Mashword is first and foremost focused on being the best word mashup generator tool available. In fact our unofficial motto is "Word mashups made easy". You might be asking though, "What exactly is a word mashup?" and "Are there any tricks to generating good ones?". In this post, we will dive into exactly those two questions and also impart a few tips to help make your "word mashing" easier and quicker. :)
So what is a word mashup? A word mashup is just like it sounds. It is two words mashed together, or phrased another way, a combination of two words to form a new word. Perhaps you have heard of a song mashup? Where two songs are taken and then mixed together to create a new song? Well, word mashups are the same except instead of mixing songs we are mixing words.
For example, take the two words "royal dog". You can combine these two words together naively by concatenating one word to the other (e.g. "royaldog") or maybe you will just concatenate parts of each word. (e.g. "roydog") These simple combinations, where parts of a word are combined together to form a new word are known as portmanteaus.
A mashup, while similar to a portmanteau, goes a bit further and subsitutes similar sounding word parts (i.e. phonemes) as part of the word generation process. Going back to the example of our naive concatenation of the two words "royal" and "dog", we could substitute the 'o' of dog for the similar sounding phoneme 'aw' and create the mashup "royaldawg". Now imagine doing this automatically for all syllables of each word and recombining the words along the syllable boundaries in a variety of ways. This is essentially what Mashword does behind the scenes.

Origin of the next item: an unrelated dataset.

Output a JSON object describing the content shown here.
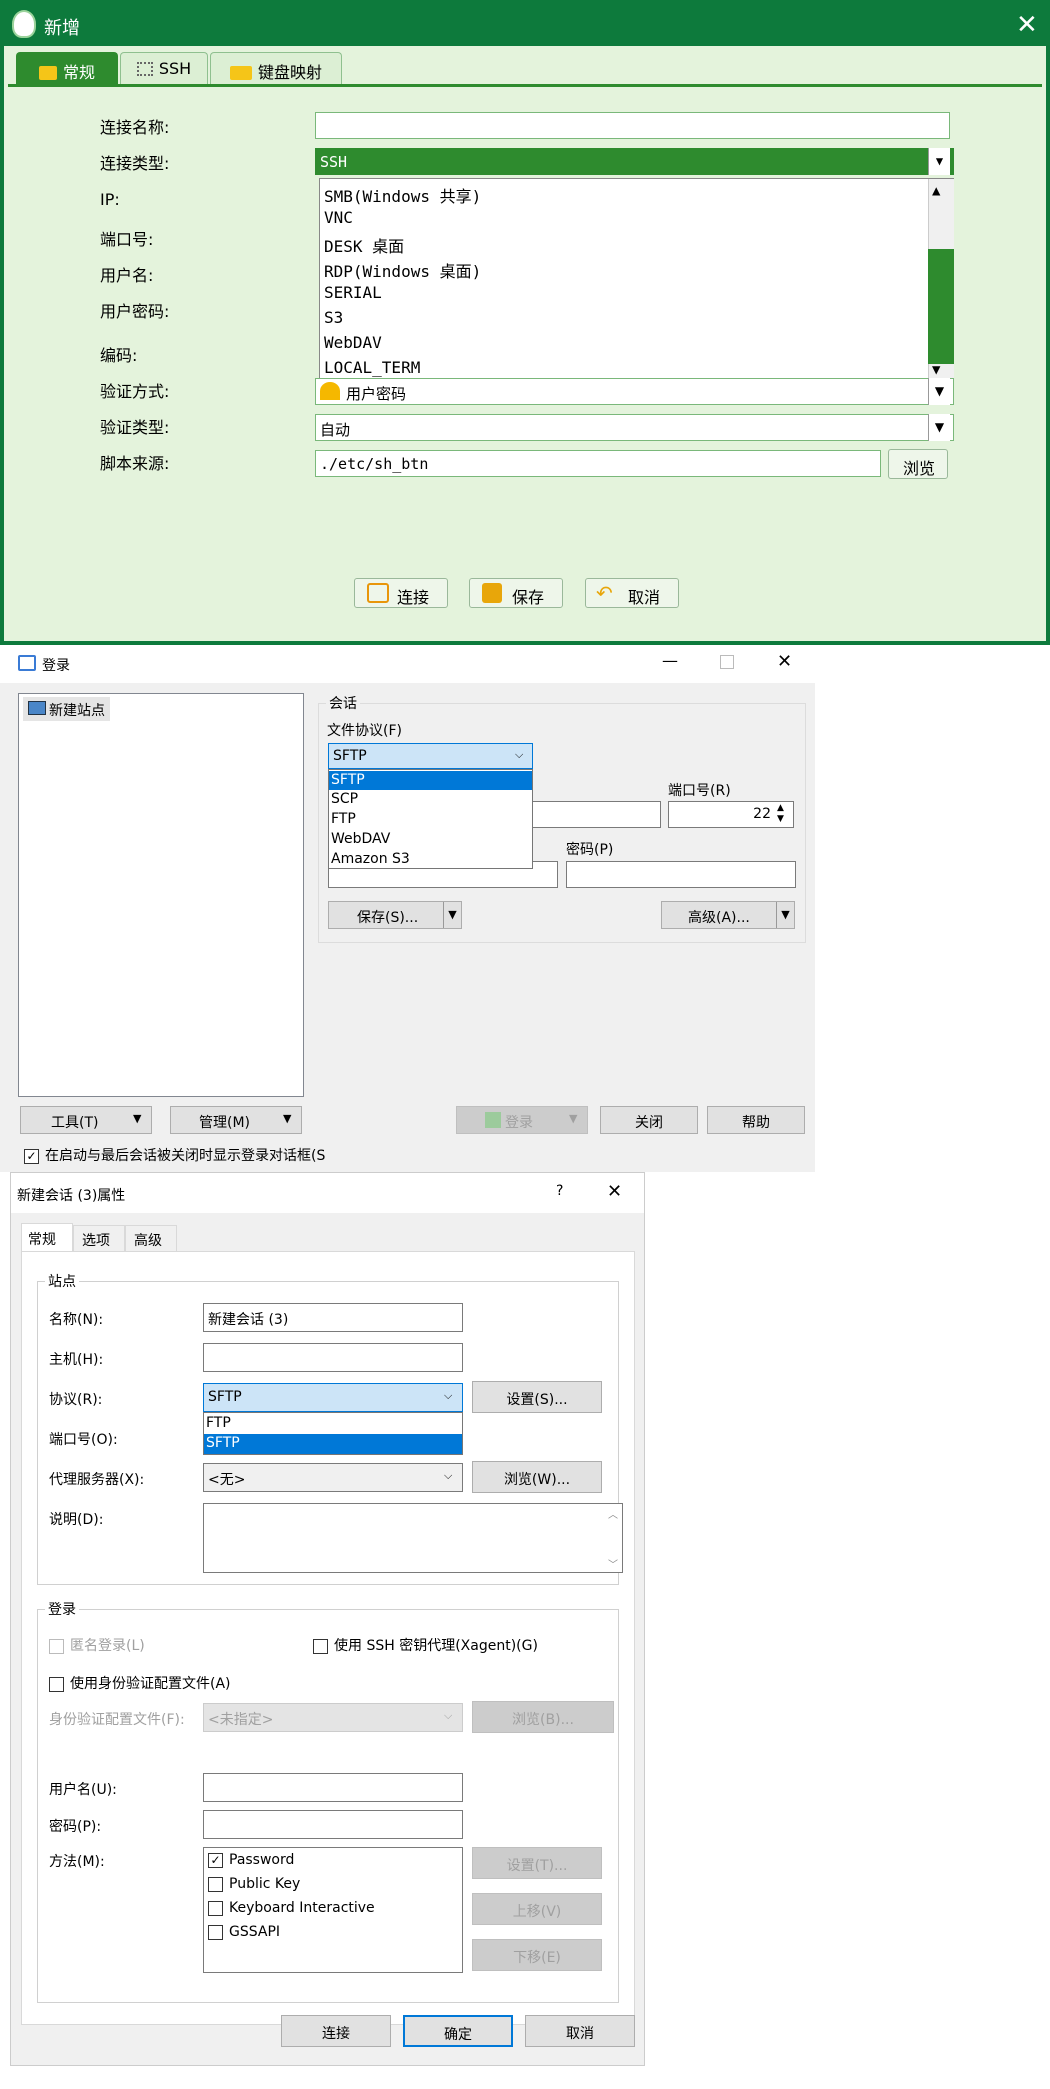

When thinking of words to use to generate word mashups, try and choose words that represent concepts or describe aspects of the thing you want to name. For instance, if you have a lawn care business you are looking to name, good words to consider using are "green", "grass", "lawn", "care", "sunshine", etc.
Also, try to choose 1 to 2 syllable words for your input words. You can certainly choose words with 3 syllables or more, but the resulting mashup will be no longer than 4 syllables. This restriction helps ensure generated mashups seem similar to existing words, since most words are no longer than 4 syllables.
If you do use words that are longer than 2 syllables, then expect the best results to come from the more distinctive parts of the word. For instance, the word "simulation" (si-mu-la-tion) is four syllables long and its most distinctive portion is the first part of the word ("simu"). If you were to input that word along with the word "star" (e.g. "simulation star"), then some mashes will more obviously reflect the input words than others. (e.g. "symustar" vs "starshon").
With that said, Mashword is all about experimentation. Use these strategies or incorporate your own. If you come up with a great method for generating word mashups and want to share, please don't hesitate to send us a message via our feedback form. (Just hit the question mark in the lower right corner) We'd love to hear from you! :)